Two Oklahoma law school students allege that some of their professors are refusing to provide “reasonable accommodations” for virtual learning amid the university’s two-week mask mandate, according to emails obtained by the Daily Caller.
The University of Oklahoma instituted a temporary mask mandate for the “first two weeks of the Spring 2022 semester” in classroom settings, according to an email from the university. Law students Alyssa Amundsen and Shelbi Kohler told the Daily Caller that they were denied access to their classrooms and threatened by professors after they requested to attend classes virtually until Jan. 31.
“Shelbi and I decided to respectfully email our professors to put them on notice that we would not be masking and ask for their preference of zoom, in person, assigned distance seating, etc,” Amundsen said.
The duo said they sent their professors notices as they did not want to appear “confrontational.” Amundsen and Kohler said the university implemented a mask mandate for the fall semester, though it was not strictly enforced.
Amundsen said several professors were accommodating of her request to attend virtual classes until the end of the mask mandate, as they already implemented Zoom alternatives for students with COVID-19. Associate professor Guha Krishnamurthi told Amundsen and Kohler that he would accommodate their request, according to an email exchange.
“Each class is recorded, please watch the class recording,” Krishnamurthi said. “You will not be recorded as absent for watching the class recording.”
Other professors were far less accommodating, according to written correspondence submitted by the duo. Amundsen told the Daily Caller that she sent a notice to Professor Steven Cleveland that she would not wear a mask in class, and alleges that the professor waited until the classroom was filled to publicly shame her by name for not wearing a mask.
Amundsen claims that she was allowed to sit maskless in the classroom on the first day. After class, Cleveland told Amundsen that virtual learning is “not an option” and threatened to “report [her] to the law school administration.”
Amundsen told the Daily Caller that Cleveland’s syllabus offers virtual learning for any “COVID-related absence[s].” The law student claims that her medical exemption for masking — which is not approved by the university — makes her eligible for Cleveland’s COVID-19 carveout. University leadership allegedly told Amundsen that regardless of a doctor’s note, professors can ultimately decide masking preferences for their students.

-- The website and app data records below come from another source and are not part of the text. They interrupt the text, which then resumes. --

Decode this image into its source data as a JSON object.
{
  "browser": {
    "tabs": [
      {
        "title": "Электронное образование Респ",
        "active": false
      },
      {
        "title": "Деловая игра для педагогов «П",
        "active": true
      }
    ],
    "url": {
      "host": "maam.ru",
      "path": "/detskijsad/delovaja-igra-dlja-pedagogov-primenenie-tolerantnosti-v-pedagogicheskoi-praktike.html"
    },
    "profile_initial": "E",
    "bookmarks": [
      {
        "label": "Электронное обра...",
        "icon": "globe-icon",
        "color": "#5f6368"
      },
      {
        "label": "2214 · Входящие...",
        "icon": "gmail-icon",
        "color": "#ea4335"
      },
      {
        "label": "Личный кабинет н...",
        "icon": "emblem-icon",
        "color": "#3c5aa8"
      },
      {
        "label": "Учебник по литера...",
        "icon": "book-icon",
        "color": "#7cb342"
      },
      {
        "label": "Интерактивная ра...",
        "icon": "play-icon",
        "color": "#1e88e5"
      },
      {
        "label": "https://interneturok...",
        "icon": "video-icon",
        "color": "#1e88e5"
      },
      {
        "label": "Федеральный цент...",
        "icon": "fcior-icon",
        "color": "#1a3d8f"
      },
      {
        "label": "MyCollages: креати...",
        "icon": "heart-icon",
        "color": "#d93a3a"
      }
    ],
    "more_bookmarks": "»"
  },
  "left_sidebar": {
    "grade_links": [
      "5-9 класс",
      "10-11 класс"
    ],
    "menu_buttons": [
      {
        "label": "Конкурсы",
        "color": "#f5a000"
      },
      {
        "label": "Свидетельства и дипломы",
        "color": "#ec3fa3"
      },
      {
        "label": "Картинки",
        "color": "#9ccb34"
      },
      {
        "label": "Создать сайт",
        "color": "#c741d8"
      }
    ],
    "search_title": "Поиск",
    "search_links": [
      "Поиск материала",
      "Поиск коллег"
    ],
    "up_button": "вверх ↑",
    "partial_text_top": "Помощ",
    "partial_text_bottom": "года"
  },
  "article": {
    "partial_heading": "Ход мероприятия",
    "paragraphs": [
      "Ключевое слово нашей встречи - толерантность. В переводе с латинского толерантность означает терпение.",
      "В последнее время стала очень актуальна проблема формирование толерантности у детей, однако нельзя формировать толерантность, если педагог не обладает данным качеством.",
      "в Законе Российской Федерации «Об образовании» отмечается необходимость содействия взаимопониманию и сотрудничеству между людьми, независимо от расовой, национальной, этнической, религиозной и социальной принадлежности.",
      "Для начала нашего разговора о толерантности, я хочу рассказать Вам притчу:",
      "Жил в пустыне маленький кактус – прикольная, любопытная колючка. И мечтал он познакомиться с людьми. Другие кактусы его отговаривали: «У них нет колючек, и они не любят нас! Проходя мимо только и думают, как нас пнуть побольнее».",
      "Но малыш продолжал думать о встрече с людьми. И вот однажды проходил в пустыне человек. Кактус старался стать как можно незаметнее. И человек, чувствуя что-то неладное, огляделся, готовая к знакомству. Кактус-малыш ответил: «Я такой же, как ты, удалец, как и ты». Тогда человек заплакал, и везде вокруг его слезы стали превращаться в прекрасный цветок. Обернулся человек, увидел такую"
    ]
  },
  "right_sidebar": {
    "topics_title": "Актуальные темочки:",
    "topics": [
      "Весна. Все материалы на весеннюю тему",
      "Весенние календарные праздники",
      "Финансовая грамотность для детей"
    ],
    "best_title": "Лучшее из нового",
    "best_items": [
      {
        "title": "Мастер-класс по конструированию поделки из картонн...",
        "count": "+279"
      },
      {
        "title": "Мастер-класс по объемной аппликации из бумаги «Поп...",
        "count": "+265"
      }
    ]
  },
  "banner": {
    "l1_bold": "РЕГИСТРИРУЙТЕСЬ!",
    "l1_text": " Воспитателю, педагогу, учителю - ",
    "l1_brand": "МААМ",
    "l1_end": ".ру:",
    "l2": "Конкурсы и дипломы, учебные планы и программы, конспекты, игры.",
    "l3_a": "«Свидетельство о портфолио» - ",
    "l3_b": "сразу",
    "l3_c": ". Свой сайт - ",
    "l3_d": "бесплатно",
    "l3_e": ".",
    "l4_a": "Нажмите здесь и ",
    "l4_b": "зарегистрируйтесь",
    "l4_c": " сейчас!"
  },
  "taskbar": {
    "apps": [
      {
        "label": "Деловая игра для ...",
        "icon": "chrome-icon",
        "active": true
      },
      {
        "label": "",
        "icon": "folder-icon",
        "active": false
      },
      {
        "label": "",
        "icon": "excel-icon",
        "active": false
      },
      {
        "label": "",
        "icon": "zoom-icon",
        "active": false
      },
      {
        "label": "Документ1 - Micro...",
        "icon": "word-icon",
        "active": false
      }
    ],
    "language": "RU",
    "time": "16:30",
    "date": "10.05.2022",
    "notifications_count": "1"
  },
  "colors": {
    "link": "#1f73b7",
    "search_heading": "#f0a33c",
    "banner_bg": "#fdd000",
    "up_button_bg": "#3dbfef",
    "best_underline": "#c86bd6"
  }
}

“I would argue that anything mask-related is COVID-related,” Amundsen told the Daily Caller. “I actually have a medical note, but the [school] will not approve it. However, the dean informed me that even with the doctor’s note, the professor could decide if they would allow me to attend by zoom or not.”
The professor argued that the Zoom option is available only to sick students, and not students who fail to comply with the university’s mask mandates.
“If you want to take a principled stand, then you must be prepared to suffer the consequences,” Cleveland responded.
Kohler told the Daily Caller that she was pressured by Professor Donald Bogan into disclosing her vaccination status, though the university does not mandate COVID vaccination. Kohler alleges that Bogan also physically barred her from entering his classroom without a mask and threatened to report her to the law school’s administration. (RELATED: Doctor Suggests Masking Kids Helps Prevent Guilty From Accidentally Killing Their Parents)
Bogan appears to have sent a note to all students asking them to disclose their vaccination status.
“I also note that you did not respond to my email to the class asking about your vaccination status, so I assume you are unvaccinated – is that right?” Bogan’s email to Kohler read.
The duo argues that masking students “without a reasonable alternative” is a violation of SB 658, which states that absent emergency declarations, mask mandates by public school boards are prohibited. Legal experts disclosed to the Daily Caller that the law is “shoddy” and provides unintended carve-outs for professors and universities.
“It is clear that the staff at this university is not interested in protecting the rights of students and their personal health choices,” Amundsen said. “It did not seem unreasonable to me for a teacher who is already streaming the class to allow access to that class to a student.”
Carly Atchison, the communications director for Oklahoma Gov. Kevin Stitt, told the Daily Caller that the Republican Governor finds “one-size-fits-all mandates” to be a restriction on “individual liberties.”
“It is troubling that there are still people in power who continue to impose one-size-fits-all mandates and restrict individual liberties,” Atchison said. “Governor Stitt believes firmly in providing medical, religious, and personal exemptions to mask mandates and will always stand behind Oklahomans’ right to make health care decisions for themselves.”
The University of Oklahoma told the Daily Caller that accommodations are made on a case-by-case basis.
“All accommodation decisions are made on a case-by-case basis after considering each individual’s circumstance and in accordance with all applicable laws,” a spokesperson said. “Once a request has been approved, instructors are responsible for providing a student’s reasonable accommodation.”
Professors Steven Cleveland and Donald Bogan did not respond to the Daily Caller’s request for comment.